1) I recently learned that my summer CPA studying paid off when I received my passing score for the fourth and final section of the CPA exam! What a relief that is! Now I just need to rack up 1000 auditing hours to become a licensed CPA in the state of Massachusetts.

BTW, I highly recommend taking the CPA exam before you start working full time if you can. Why? You won’t want to study after a full day’s work. It’s unbelievably nice to have it out of the way up front so I can focus on what is already a steep learning curve becoming an auditor.


2) Another unbelievably nice thing? Making money again. Also highly recommended.

Summer School

Last year at this time I was halfway through my first term as an MPA student at The University of Texas. It’s a little unreal to see some of the incoming MPA class in that same situation now. Next month they’ll have their first career fair. It all happens so fast and is, in my opinion, quite a fun ride. For any of them reading, good luck!

It’s even more unreal to me that in less than three weeks I’ll be done with my master’s degree in accounting, I’ll have taken (and hopefully passed) all four sections of the CPA exam (finished the last Becker video lecture just this morning!), and I’ll have just arrived with Janssen in Boston to move into the great little apartment she found for us. And when I say “little,” I mean it. We have to get rid of several pieces of furniture just to fit in there.

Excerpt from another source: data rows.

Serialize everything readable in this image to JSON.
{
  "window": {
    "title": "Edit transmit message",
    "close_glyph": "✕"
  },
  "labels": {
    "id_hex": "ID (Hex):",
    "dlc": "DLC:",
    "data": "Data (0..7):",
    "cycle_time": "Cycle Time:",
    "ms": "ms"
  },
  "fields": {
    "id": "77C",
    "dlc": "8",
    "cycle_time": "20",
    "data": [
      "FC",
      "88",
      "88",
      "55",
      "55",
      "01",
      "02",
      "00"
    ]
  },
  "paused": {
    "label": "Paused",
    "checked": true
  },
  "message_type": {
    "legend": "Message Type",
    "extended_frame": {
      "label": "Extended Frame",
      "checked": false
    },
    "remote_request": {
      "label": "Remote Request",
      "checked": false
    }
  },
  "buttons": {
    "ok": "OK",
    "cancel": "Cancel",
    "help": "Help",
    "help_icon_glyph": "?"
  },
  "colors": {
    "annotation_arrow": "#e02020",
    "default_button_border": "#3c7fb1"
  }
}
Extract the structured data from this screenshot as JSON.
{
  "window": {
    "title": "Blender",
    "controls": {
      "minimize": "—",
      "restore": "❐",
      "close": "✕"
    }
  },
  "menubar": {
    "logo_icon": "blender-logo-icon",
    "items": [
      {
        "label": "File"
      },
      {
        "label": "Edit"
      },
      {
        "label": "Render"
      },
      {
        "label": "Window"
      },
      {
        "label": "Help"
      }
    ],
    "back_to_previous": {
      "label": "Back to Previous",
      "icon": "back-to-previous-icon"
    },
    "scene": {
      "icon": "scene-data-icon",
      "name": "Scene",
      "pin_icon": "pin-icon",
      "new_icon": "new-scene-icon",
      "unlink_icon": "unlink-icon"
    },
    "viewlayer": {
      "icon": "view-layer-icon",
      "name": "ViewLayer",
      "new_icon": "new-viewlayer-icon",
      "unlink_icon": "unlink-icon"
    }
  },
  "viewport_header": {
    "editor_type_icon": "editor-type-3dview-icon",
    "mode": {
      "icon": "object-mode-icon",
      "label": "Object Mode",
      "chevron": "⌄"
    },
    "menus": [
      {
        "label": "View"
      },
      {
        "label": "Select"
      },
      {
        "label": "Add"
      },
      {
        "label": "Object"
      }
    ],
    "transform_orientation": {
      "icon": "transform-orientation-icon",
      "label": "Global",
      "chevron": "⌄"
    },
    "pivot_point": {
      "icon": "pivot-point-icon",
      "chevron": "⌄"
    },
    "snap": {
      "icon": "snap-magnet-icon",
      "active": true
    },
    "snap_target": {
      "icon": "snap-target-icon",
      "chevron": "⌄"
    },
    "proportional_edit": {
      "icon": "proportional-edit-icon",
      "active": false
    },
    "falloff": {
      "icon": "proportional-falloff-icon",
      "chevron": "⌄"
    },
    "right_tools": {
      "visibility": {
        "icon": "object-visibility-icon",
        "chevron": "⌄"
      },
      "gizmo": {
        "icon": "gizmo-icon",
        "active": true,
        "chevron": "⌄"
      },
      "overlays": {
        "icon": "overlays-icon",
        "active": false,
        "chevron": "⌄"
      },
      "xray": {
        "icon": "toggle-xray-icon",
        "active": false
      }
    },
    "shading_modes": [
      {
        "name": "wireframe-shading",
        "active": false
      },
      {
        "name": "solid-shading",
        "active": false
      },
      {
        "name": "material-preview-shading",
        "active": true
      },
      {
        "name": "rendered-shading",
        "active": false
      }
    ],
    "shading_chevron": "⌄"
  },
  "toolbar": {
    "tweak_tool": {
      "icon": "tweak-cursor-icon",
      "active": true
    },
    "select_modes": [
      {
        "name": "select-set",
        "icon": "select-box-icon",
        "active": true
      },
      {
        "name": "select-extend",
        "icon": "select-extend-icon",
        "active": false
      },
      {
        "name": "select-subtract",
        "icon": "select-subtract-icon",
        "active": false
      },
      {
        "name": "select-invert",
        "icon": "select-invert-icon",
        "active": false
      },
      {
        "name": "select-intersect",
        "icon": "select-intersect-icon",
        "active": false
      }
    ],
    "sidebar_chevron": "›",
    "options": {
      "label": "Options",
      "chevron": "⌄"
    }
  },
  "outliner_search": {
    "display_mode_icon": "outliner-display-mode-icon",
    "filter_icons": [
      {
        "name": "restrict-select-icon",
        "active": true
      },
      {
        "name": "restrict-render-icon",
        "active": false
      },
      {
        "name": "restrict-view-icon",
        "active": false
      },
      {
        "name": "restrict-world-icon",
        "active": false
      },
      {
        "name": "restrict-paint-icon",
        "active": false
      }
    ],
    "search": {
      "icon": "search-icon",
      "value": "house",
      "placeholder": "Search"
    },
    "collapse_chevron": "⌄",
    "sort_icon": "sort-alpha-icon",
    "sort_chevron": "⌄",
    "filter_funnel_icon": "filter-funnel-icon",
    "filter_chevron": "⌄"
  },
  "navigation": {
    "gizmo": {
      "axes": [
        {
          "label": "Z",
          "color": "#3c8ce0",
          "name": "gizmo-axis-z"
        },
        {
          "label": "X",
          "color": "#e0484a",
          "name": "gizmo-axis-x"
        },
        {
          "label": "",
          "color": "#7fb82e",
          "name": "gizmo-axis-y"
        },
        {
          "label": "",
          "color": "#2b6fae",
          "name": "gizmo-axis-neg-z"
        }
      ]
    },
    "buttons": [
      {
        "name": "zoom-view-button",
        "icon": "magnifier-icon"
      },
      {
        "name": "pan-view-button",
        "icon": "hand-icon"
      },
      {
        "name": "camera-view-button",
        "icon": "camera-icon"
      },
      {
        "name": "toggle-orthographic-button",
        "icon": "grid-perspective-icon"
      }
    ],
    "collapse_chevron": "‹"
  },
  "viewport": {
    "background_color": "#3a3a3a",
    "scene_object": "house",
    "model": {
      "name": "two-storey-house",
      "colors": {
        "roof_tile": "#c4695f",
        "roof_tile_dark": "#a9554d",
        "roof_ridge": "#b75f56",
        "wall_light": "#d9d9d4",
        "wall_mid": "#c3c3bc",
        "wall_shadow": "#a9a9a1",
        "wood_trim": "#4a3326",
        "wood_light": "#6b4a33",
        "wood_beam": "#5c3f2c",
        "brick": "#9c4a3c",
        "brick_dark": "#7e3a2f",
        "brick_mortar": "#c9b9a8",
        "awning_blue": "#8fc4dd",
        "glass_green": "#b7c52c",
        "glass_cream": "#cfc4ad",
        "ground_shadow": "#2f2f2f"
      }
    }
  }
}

Taking classes during the summer is great, by the way. It’s hot and beautiful outside, and really cool inside (I’ve resorted to packing a sweater in my bag–no kidding). And somehow, despite the fast pace of the classes, summer feels more laid back than other semesters. That might also have something to do with my only taking 9 credits Summer compared with 13 and 15 during Fall and Spring. Not to mention the demands of recruiting season during Fall semester.

In other news, I’ve been asked to continue blogging after graduation to give students an idea of what the first year as an auditor is like for me. It’ll be fun to stay in touch with UT that way and to blog of my experiences in Boston. As always, feel free to leave comments with questions, thoughts, etc. I’ll update every month or two. Until next time!